* Exercise material:
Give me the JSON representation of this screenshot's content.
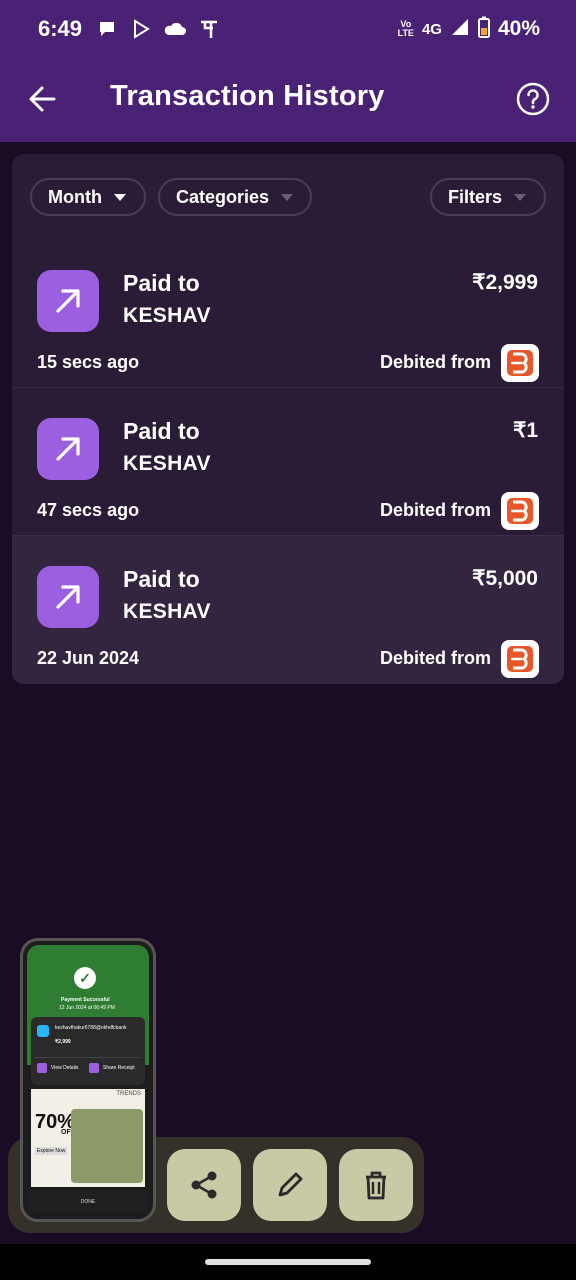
{
  "status_bar": {
    "time": "6:49",
    "volte_line1": "Vo",
    "volte_line2": "LTE",
    "network": "4G",
    "battery": "40%",
    "notif_icons": [
      "chat-bubble-icon",
      "play-store-icon",
      "cloud-icon",
      "phonepe-icon"
    ]
  },
  "header": {
    "title": "Transaction History"
  },
  "filters": {
    "month": "Month",
    "categories": "Categories",
    "filters": "Filters"
  },
  "transactions": [
    {
      "type": "Paid to",
      "name": "KESHAV",
      "amount": "₹2,999",
      "time": "15 secs ago",
      "debit_label": "Debited from"
    },
    {
      "type": "Paid to",
      "name": "KESHAV",
      "amount": "₹1",
      "time": "47 secs ago",
      "debit_label": "Debited from"
    },
    {
      "type": "Paid to",
      "name": "KESHAV",
      "amount": "₹5,000",
      "time": "22 Jun 2024",
      "debit_label": "Debited from"
    }
  ],
  "screenshot_preview": {
    "status": "Payment Successful",
    "date": "12 Jun 2024 at 06:49 PM",
    "upi": "keshavthakur6788@okhdfcbank",
    "amount": "₹2,999",
    "view_details": "View Details",
    "share_receipt": "Share Receipt",
    "ad_brand": "TRENDS",
    "ad_discount": "70%",
    "ad_off": "OFF",
    "ad_cta": "Explore Now",
    "done": "DONE"
  },
  "colors": {
    "header_bg": "#4a2275",
    "page_bg": "#1a0c24",
    "card_bg": "#2a1c36",
    "accent": "#9b5fe0",
    "bank": "#e8562a"
  }
}
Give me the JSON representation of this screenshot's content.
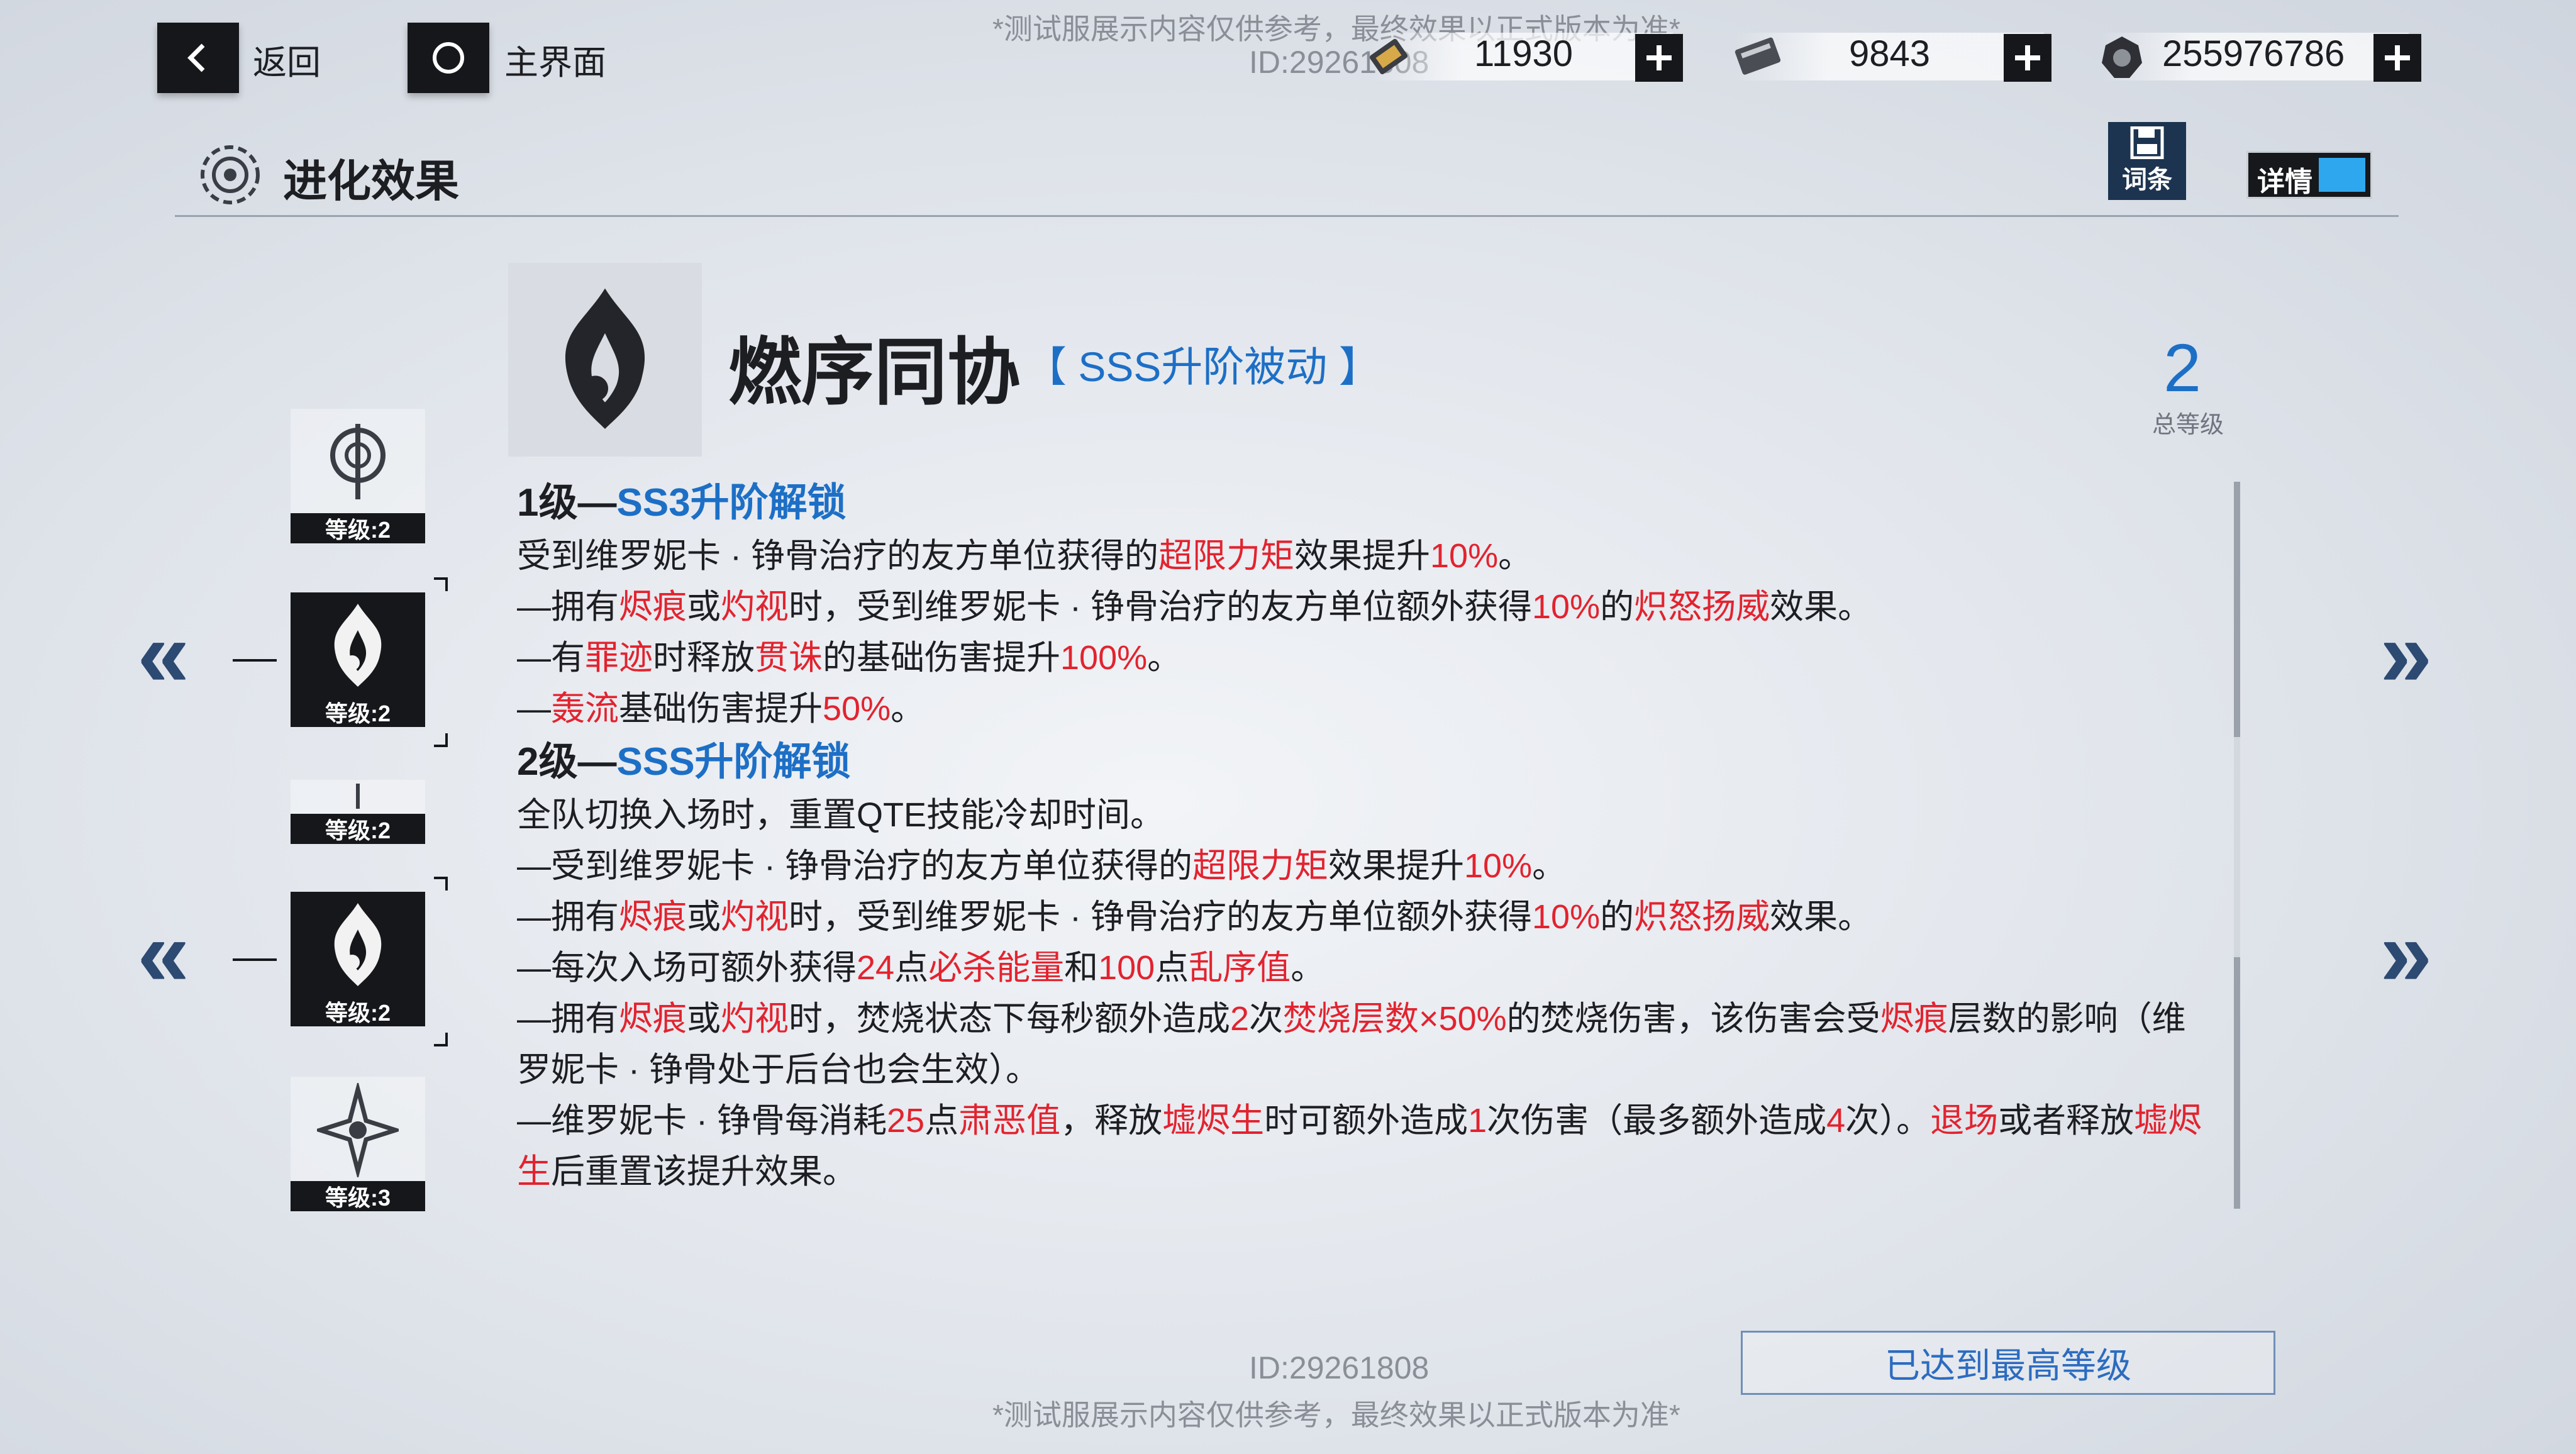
{
  "watermark": {
    "notice": "*测试服展示内容仅供参考，最终效果以正式版本为准*",
    "id": "ID:29261808"
  },
  "topbar": {
    "back_label": "返回",
    "home_label": "主界面",
    "resources": [
      {
        "icon": "ticket-icon",
        "value": "11930"
      },
      {
        "icon": "card-icon",
        "value": "9843"
      },
      {
        "icon": "gear-coin-icon",
        "value": "255976786"
      }
    ]
  },
  "header": {
    "title": "进化效果",
    "term_button": "词条",
    "detail_toggle": "详情"
  },
  "left_list": [
    {
      "level_text": "等级:2",
      "icon": "target-sword-icon",
      "selected": false
    },
    {
      "level_text": "等级:2",
      "icon": "flame-emblem-icon",
      "selected": true
    },
    {
      "level_text": "等级:2",
      "icon": "sword-icon",
      "selected": false
    },
    {
      "level_text": "等级:2",
      "icon": "flame-emblem-icon",
      "selected": true
    },
    {
      "level_text": "等级:3",
      "icon": "star-compass-icon",
      "selected": false
    }
  ],
  "skill": {
    "name": "燃序同协",
    "tag": "【 SSS升阶被动 】",
    "total_level": "2",
    "total_level_label": "总等级"
  },
  "levels": [
    {
      "heading_prefix": "1级—",
      "heading_rank": "SS3升阶解锁",
      "lines": [
        [
          [
            "受到维罗妮卡 · 铮骨治疗的友方单位获得的",
            ""
          ],
          [
            "超限力矩",
            "r"
          ],
          [
            "效果提升",
            ""
          ],
          [
            "10%",
            "r"
          ],
          [
            "。",
            ""
          ]
        ],
        [
          [
            "—拥有",
            ""
          ],
          [
            "烬痕",
            "r"
          ],
          [
            "或",
            ""
          ],
          [
            "灼视",
            "r"
          ],
          [
            "时，受到维罗妮卡 · 铮骨治疗的友方单位额外获得",
            ""
          ],
          [
            "10%",
            "r"
          ],
          [
            "的",
            ""
          ],
          [
            "炽怒扬威",
            "r"
          ],
          [
            "效果。",
            ""
          ]
        ],
        [
          [
            "—有",
            ""
          ],
          [
            "罪迹",
            "r"
          ],
          [
            "时释放",
            ""
          ],
          [
            "贯诛",
            "r"
          ],
          [
            "的基础伤害提升",
            ""
          ],
          [
            "100%",
            "r"
          ],
          [
            "。",
            ""
          ]
        ],
        [
          [
            "—",
            ""
          ],
          [
            "轰流",
            "r"
          ],
          [
            "基础伤害提升",
            ""
          ],
          [
            "50%",
            "r"
          ],
          [
            "。",
            ""
          ]
        ]
      ]
    },
    {
      "heading_prefix": "2级—",
      "heading_rank": "SSS升阶解锁",
      "lines": [
        [
          [
            "全队切换入场时，重置QTE技能冷却时间。",
            ""
          ]
        ],
        [
          [
            "—受到维罗妮卡 · 铮骨治疗的友方单位获得的",
            ""
          ],
          [
            "超限力矩",
            "r"
          ],
          [
            "效果提升",
            ""
          ],
          [
            "10%",
            "r"
          ],
          [
            "。",
            ""
          ]
        ],
        [
          [
            "—拥有",
            ""
          ],
          [
            "烬痕",
            "r"
          ],
          [
            "或",
            ""
          ],
          [
            "灼视",
            "r"
          ],
          [
            "时，受到维罗妮卡 · 铮骨治疗的友方单位额外获得",
            ""
          ],
          [
            "10%",
            "r"
          ],
          [
            "的",
            ""
          ],
          [
            "炽怒扬威",
            "r"
          ],
          [
            "效果。",
            ""
          ]
        ],
        [
          [
            "—每次入场可额外获得",
            ""
          ],
          [
            "24",
            "r"
          ],
          [
            "点",
            ""
          ],
          [
            "必杀能量",
            "r"
          ],
          [
            "和",
            ""
          ],
          [
            "100",
            "r"
          ],
          [
            "点",
            ""
          ],
          [
            "乱序值",
            "r"
          ],
          [
            "。",
            ""
          ]
        ],
        [
          [
            "—拥有",
            ""
          ],
          [
            "烬痕",
            "r"
          ],
          [
            "或",
            ""
          ],
          [
            "灼视",
            "r"
          ],
          [
            "时，焚烧状态下每秒额外造成",
            ""
          ],
          [
            "2",
            "r"
          ],
          [
            "次",
            ""
          ],
          [
            "焚烧层数×50%",
            "r"
          ],
          [
            "的焚烧伤害，该伤害会受",
            ""
          ],
          [
            "烬痕",
            "r"
          ],
          [
            "层数的影响（维罗妮卡 · 铮骨处于后台也会生效）。",
            ""
          ]
        ],
        [
          [
            "—维罗妮卡 · 铮骨每消耗",
            ""
          ],
          [
            "25",
            "r"
          ],
          [
            "点",
            ""
          ],
          [
            "肃恶值",
            "r"
          ],
          [
            "，释放",
            ""
          ],
          [
            "墟烬生",
            "r"
          ],
          [
            "时可额外造成",
            ""
          ],
          [
            "1",
            "r"
          ],
          [
            "次伤害（最多额外造成",
            ""
          ],
          [
            "4",
            "r"
          ],
          [
            "次）。",
            ""
          ],
          [
            "退场",
            "r"
          ],
          [
            "或者释放",
            ""
          ],
          [
            "墟烬生",
            "r"
          ],
          [
            "后重置该提升效果。",
            ""
          ]
        ]
      ]
    }
  ],
  "footer": {
    "max_level_button": "已达到最高等级"
  },
  "colors": {
    "highlight_red": "#e2232f",
    "accent_blue": "#1d6fc6",
    "dark": "#15171b"
  }
}
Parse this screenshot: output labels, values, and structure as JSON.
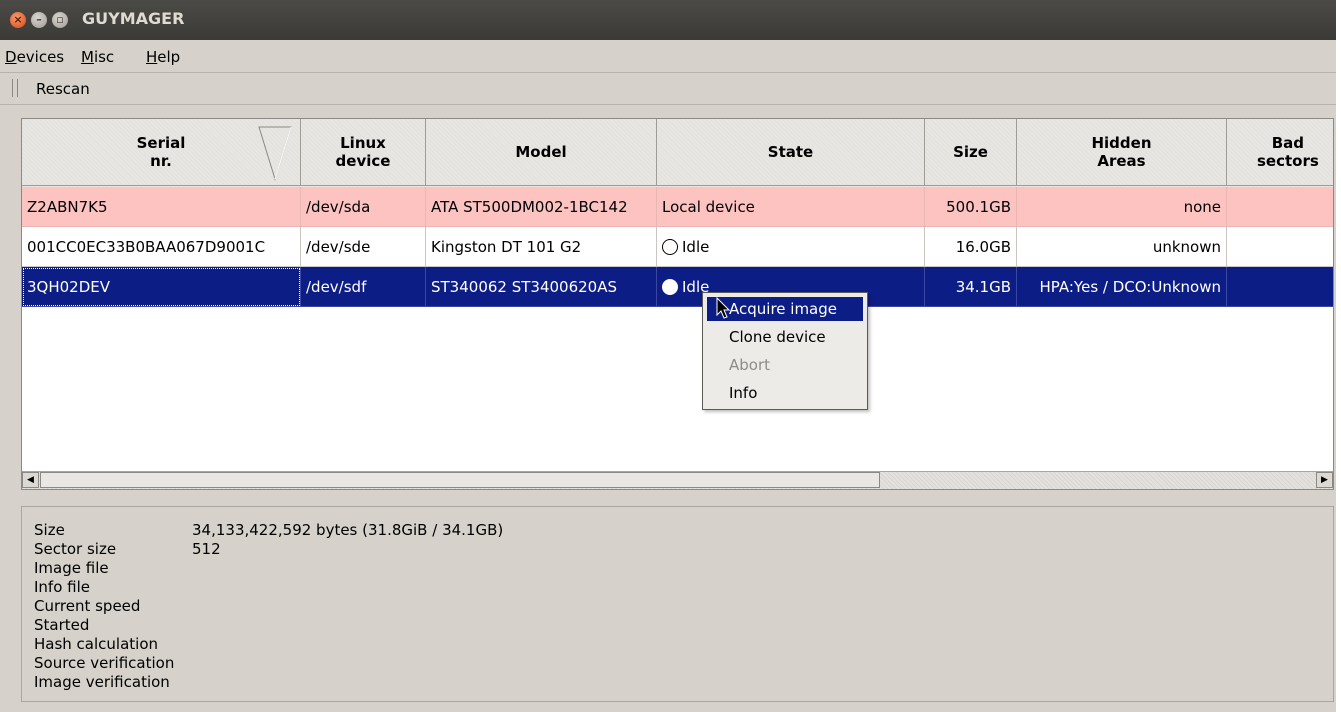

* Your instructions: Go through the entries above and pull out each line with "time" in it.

* Task output:
    "time": "6:49",
      "time": "15 secs ago",
      "time": "47 secs ago",
      "time": "22 Jun 2024",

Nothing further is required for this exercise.